Harry Wu, China's most prominent dissident exile in the West, spent 19 years condemned as a counterrevolutionary in the laogai
, his country's equivalent of the Soviet gulag system of forced labor camps. After escaping to California in 1985 he began a tireless campaign to publicize human rights abuses within the Chinese prison system, including the harvesting of organs from prisoners, and profiteering from forced labor supported by World Bank subsidies and U.S. importing of prison-made goods. Through Vecsey, a columnist for the New York Times
, Wu recounts his incessant and intrepid troublemaking, including his clandestine trips back into China, on one of which he was caught, charged with spying, and deported after U.S. pressure for his release.

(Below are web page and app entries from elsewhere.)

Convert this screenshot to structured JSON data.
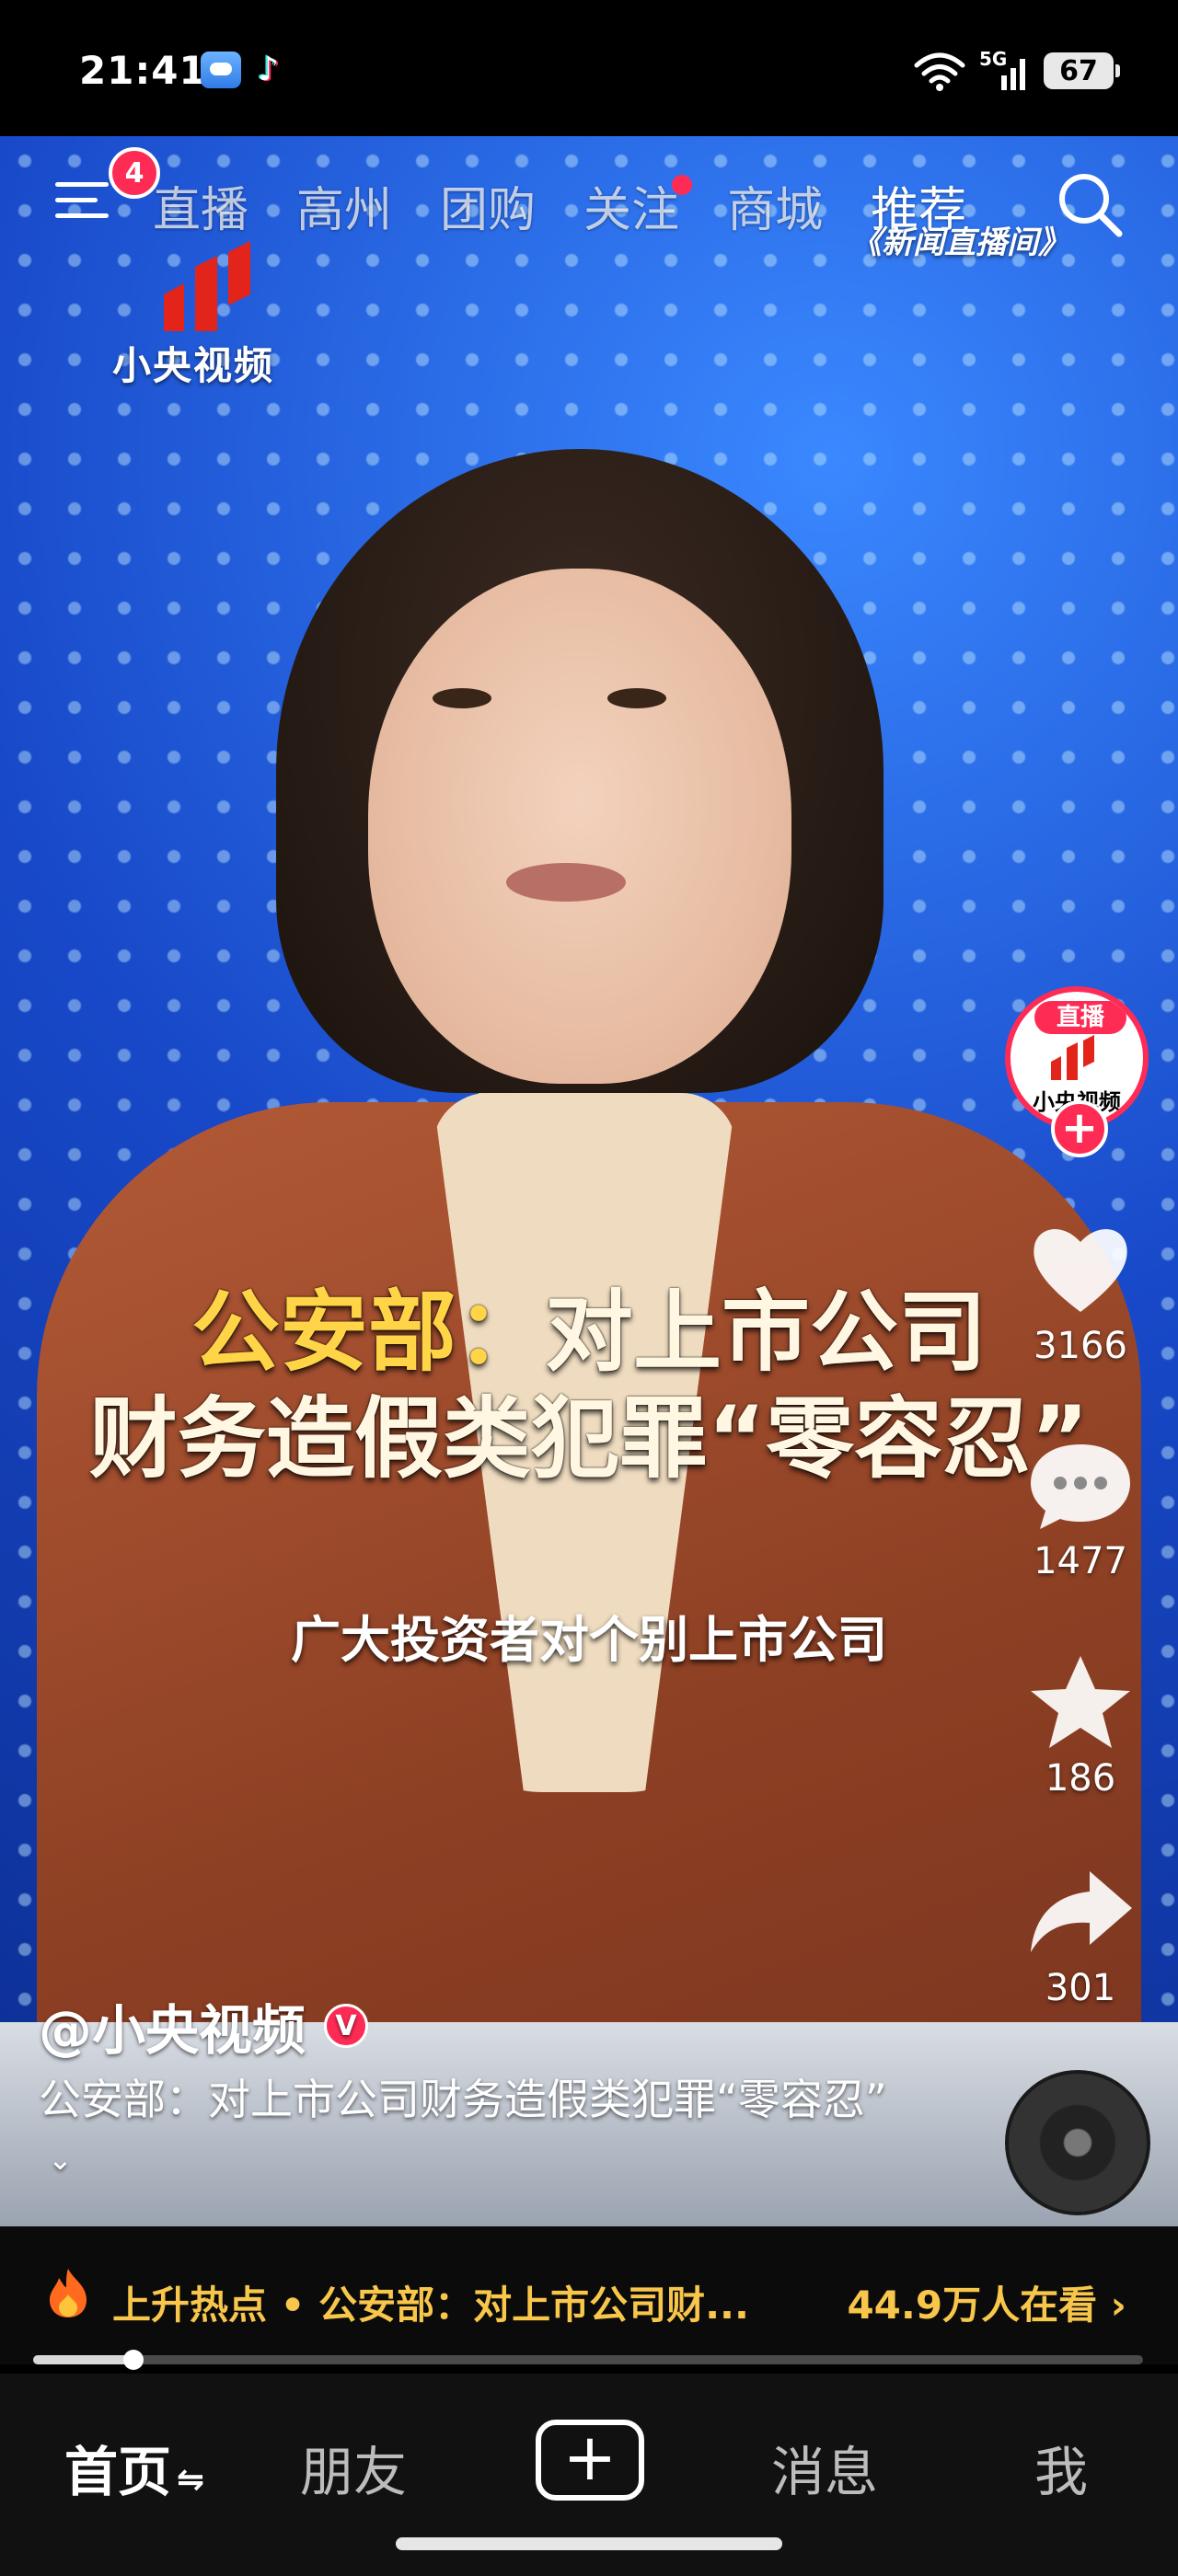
{
  "status_bar": {
    "time": "21:41",
    "network": "5G",
    "battery": "67",
    "icons": [
      "weather-app-icon",
      "tiktok-app-icon",
      "wifi-icon",
      "signal-icon",
      "battery-icon"
    ]
  },
  "top_nav": {
    "menu_badge": "4",
    "tabs": [
      {
        "label": "直播",
        "active": false,
        "dot": false
      },
      {
        "label": "高州",
        "active": false,
        "dot": false
      },
      {
        "label": "团购",
        "active": false,
        "dot": false
      },
      {
        "label": "关注",
        "active": false,
        "dot": true
      },
      {
        "label": "商城",
        "active": false,
        "dot": false
      },
      {
        "label": "推荐",
        "active": true,
        "dot": false
      }
    ],
    "program_caption": "《新闻直播间》"
  },
  "video": {
    "channel_logo_text": "小央视频",
    "headline_accent": "公安部：",
    "headline_line1_rest": "对上市公司",
    "headline_line2": "财务造假类犯罪“零容忍”",
    "subtitle": "广大投资者对个别上市公司"
  },
  "rail": {
    "avatar_live_label": "直播",
    "avatar_name": "小央视频",
    "like_count": "3166",
    "comment_count": "1477",
    "favorite_count": "186",
    "share_count": "301"
  },
  "author": {
    "handle": "@小央视频",
    "verified": "V"
  },
  "description": {
    "text": "公安部：对上市公司财务造假类犯罪“零容忍”",
    "expand_icon": "chevron-down-icon"
  },
  "hot_bar": {
    "label": "上升热点 • 公安部：对上市公司财...",
    "viewers": "44.9万人在看 ›",
    "progress": 0.09
  },
  "bottom_nav": {
    "home": "首页",
    "friends": "朋友",
    "plus": "+",
    "messages": "消息",
    "me": "我"
  },
  "colors": {
    "accent": "#fe2c55",
    "headline_highlight": "#ffd447",
    "hot_text": "#f7c64b"
  }
}
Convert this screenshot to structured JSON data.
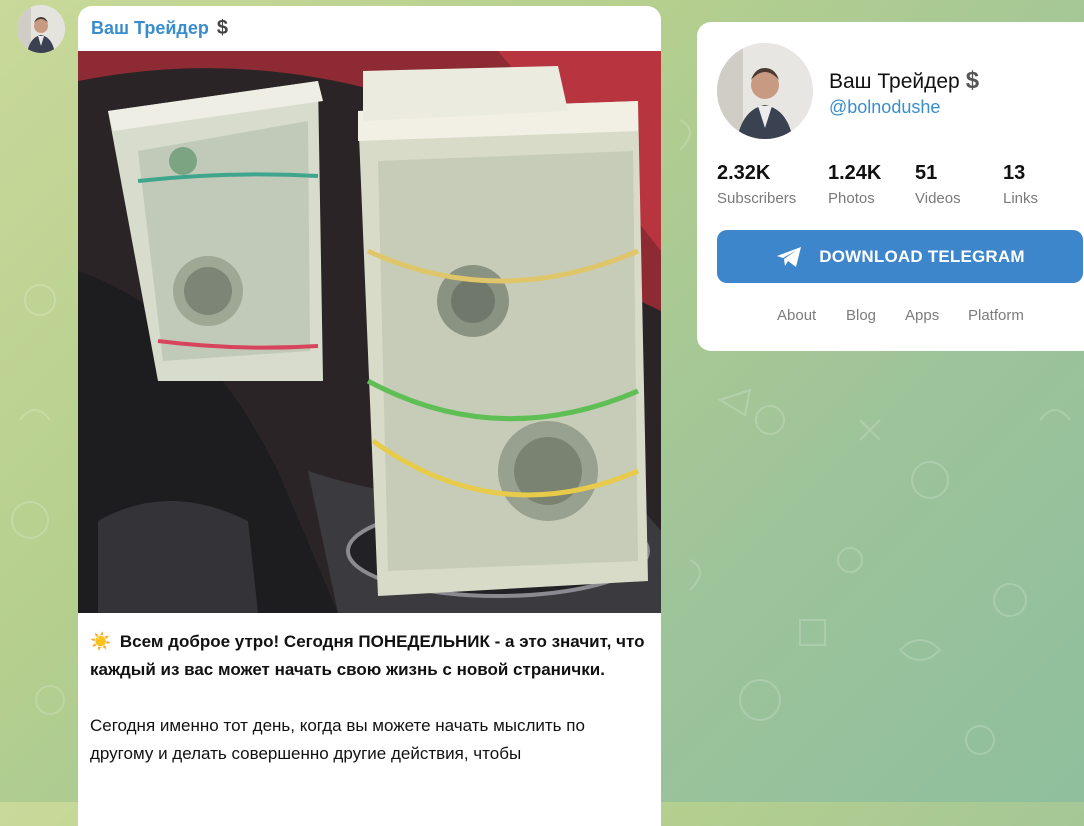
{
  "post": {
    "author": "Ваш Трейдер",
    "author_badge_icon": "dollar-icon",
    "text_emoji": "☀️",
    "paragraph1": "Всем доброе утро! Сегодня ПОНЕДЕЛЬНИК - а это значит, что каждый из вас может начать свою жизнь с новой странички.",
    "paragraph2": "Сегодня именно тот день, когда вы можете начать мыслить по другому и делать совершенно другие действия, чтобы"
  },
  "profile": {
    "name": "Ваш Трейдер",
    "badge_icon": "dollar-icon",
    "handle": "@bolnodushe",
    "stats": [
      {
        "value": "2.32K",
        "label": "Subscribers"
      },
      {
        "value": "1.24K",
        "label": "Photos"
      },
      {
        "value": "51",
        "label": "Videos"
      },
      {
        "value": "13",
        "label": "Links"
      }
    ],
    "download_label": "DOWNLOAD TELEGRAM",
    "links": [
      "About",
      "Blog",
      "Apps",
      "Platform"
    ]
  },
  "colors": {
    "accent": "#3d86cb",
    "link": "#3a8dcc"
  }
}
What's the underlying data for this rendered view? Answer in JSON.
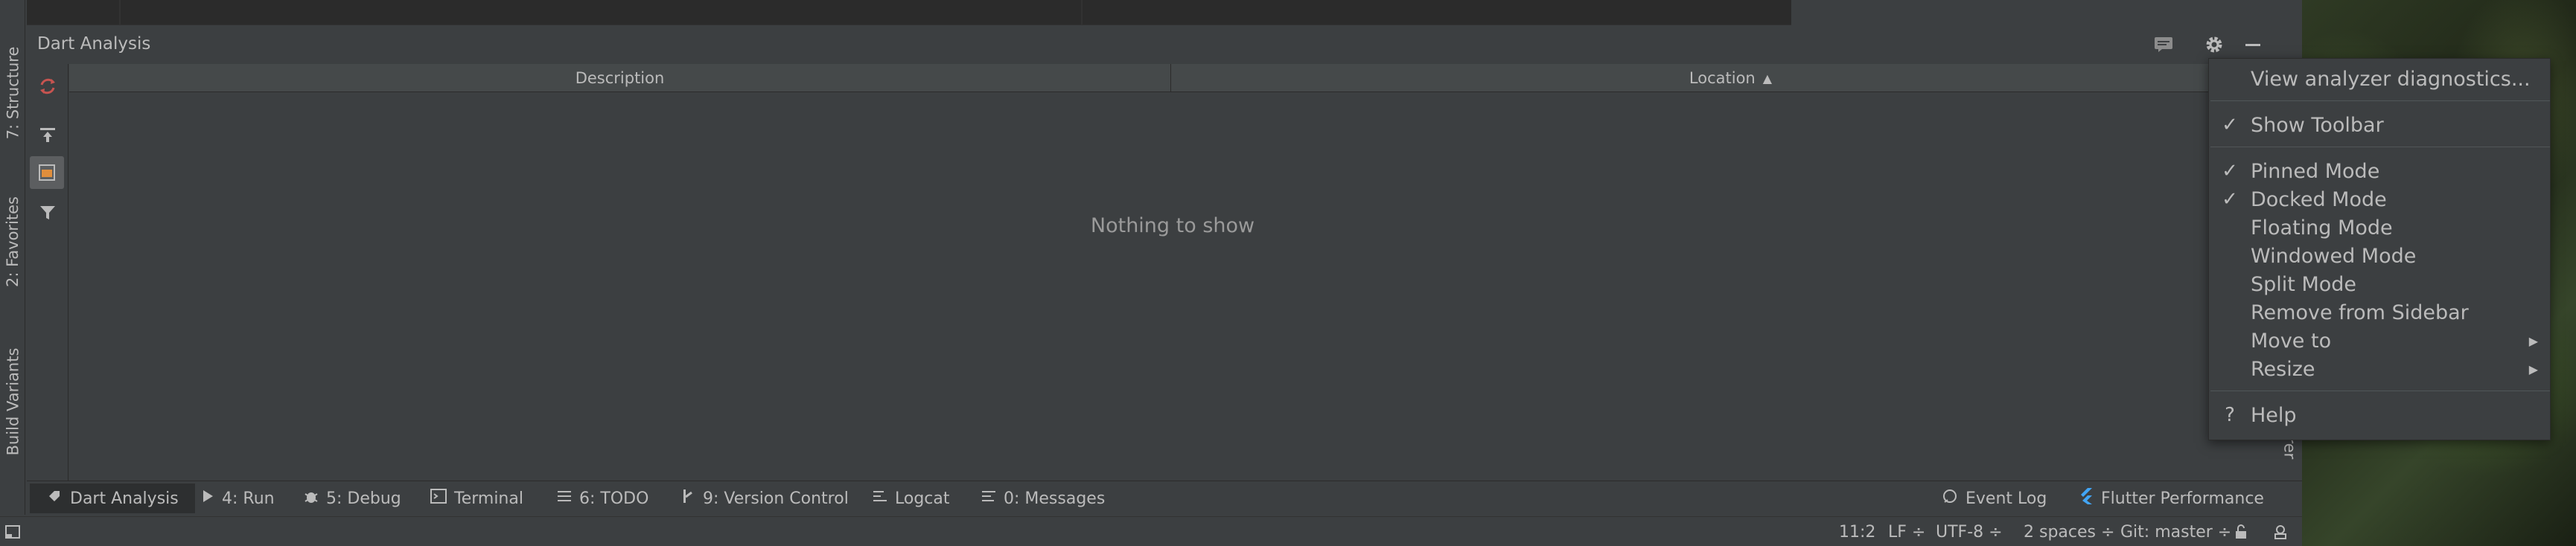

From Publishers Weekly
An important human rights document, Wu's dramatic memoir, written with New York Times reporter Vecsey, chronicles his recent campaign to expose China's slave-labor camp system?six to eight million inmates in 1155 camps rife with beatings, torture, murders and near starvation conditions. He also presents shocking evidence that China is executing prisoners to harvest their organs for transplants, and that China's prison-made goods?everything from shoes to tea to tools?are exported to the U.S. Born in China in 1937, geologist Wu spent 19 years in forced-labor camps (1960-1979) after being officially branded a "troublemaker" for criticizing communist rule. He emigrated to the U.S. in 1985. While he wrote of his hellish camp experience in Bitter Winds, Wu does reflect here on his years in China. Mainly, however, he focuses on the three trips he made to China under an alias between 1991 and 1994, documenting camp conditions for CBS-TV's 60 Minutes and for the BBC, as well as an abortive 1995 trip, on which he was arrested at the border and sentenced to 15 years but expelled under pressure from Washington. Wu here aims to have the Chinese prison camp system?laogai?become as notorious as the Soviet gulag. Photos not seen by PW. Author tour.
Copyright 1996 Reed Business Information, Inc.